Cosby gets pretty specific: He criticizes black parents for spending “$500 on sneakers” but they won’t spend “$200 for ‘Hooked on Phonics.'” He has no sympathy for black men who, in their frustration over unemployment beat up their women. They can’t find jobs, Cosby explains, because they didn’t get educations and they are taking it out on black women. When criticized for airing blacks’ “dirty laundry,” Cosby replies that the dirty laundry of illiteracy, profanity, criminality and crudity is already hanging out for everyone to see.
When he hears that black leaders are mad at him because he is too hard on black sensibilities, he says, “Let them stay mad.” Cosby has no sympathy for those who turn their backs on the opportunities that are readily available in America — even for the poorest among us. He bluntly says too many black young people today are failing to take advantage of the “hard won” opportunities that came out of the civil rights movement.
He strongly believes that young people need to be told about the heroes and heroines who made those opportunities possible. “Empowerment,” says Cosby, comes from “learning standard English, math and graduating from school.” Education, he says, is the key to getting out of poverty. Cosby proudly points to the black leaders who, though growing up in deprived circumstances, have studied hard, taken responsibility for their decisions and excelled in various professions.
Cosby is a hero for tackling a taboo subject. Data clearly indicate that the black community is in crisis. For instance, it has been reported that three out of four black males in Baltimore don’t graduate from high school and, according to demographers, the situation is similar in other cities like Philadelphia, Chicago and Los Angeles. About 45 percent of the 2 million people in jail are blacks (mostly males) and about 45 percent of the nation’s homicides are black males who are killed by other black males.

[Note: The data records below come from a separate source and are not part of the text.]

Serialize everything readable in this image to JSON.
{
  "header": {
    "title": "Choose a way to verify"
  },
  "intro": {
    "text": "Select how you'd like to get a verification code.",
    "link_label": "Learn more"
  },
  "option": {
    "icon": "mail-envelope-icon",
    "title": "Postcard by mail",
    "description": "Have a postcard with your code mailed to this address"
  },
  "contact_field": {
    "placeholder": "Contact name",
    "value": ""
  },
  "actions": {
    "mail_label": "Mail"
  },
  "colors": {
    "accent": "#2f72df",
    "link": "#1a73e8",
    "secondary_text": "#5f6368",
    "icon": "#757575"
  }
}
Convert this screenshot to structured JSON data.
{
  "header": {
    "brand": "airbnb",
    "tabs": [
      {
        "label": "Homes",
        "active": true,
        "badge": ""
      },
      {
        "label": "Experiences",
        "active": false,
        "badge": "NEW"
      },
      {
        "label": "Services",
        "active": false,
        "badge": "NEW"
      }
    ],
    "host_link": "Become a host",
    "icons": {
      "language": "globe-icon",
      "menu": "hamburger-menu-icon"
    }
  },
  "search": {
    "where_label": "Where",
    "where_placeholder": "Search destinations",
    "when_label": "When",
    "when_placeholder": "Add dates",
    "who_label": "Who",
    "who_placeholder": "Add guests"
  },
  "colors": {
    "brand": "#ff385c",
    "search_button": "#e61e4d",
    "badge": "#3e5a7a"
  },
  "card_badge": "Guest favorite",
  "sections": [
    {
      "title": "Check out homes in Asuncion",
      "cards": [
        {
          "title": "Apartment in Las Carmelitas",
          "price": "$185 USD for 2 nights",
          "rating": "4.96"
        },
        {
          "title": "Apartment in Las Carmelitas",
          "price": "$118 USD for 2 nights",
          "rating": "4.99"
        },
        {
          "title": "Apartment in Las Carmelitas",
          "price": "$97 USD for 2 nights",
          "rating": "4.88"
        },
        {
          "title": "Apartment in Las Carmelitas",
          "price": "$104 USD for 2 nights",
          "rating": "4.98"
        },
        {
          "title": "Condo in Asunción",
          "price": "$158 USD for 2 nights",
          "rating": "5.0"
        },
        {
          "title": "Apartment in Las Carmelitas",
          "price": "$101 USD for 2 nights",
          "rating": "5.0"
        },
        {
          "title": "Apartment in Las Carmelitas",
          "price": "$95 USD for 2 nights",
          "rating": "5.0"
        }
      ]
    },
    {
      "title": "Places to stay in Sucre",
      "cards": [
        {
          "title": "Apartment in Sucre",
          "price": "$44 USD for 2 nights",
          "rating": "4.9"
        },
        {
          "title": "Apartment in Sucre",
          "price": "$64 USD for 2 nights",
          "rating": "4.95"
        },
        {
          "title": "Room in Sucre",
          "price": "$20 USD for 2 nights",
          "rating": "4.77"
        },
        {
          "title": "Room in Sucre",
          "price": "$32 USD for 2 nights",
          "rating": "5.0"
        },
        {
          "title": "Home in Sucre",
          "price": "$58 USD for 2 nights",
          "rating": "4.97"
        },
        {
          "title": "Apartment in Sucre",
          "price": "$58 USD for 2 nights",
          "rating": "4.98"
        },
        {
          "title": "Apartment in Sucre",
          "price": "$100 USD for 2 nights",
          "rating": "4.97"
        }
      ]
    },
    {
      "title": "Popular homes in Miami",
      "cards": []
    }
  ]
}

Years ago, Cosby held up a mirror through his television show so that the nation could see a black professional family that valued education and taught personal responsibility. He told a gathering in Chicago in July that now “is the time to turn the mirror around” to enable the black family to see itself. Cosby is probably the only person in America who could get away with holding up a mirror to reflect the effects of destructive choices on black people.
The truth is hard to look at in its starkest images. But we all need to face up to Cosby’s observations and learn from his wisdom because the social pathologies that he laments are affecting not just the black community, but white and Hispanic families as well. Once again, Cosby reflects on the human condition — only this time no one is laughing.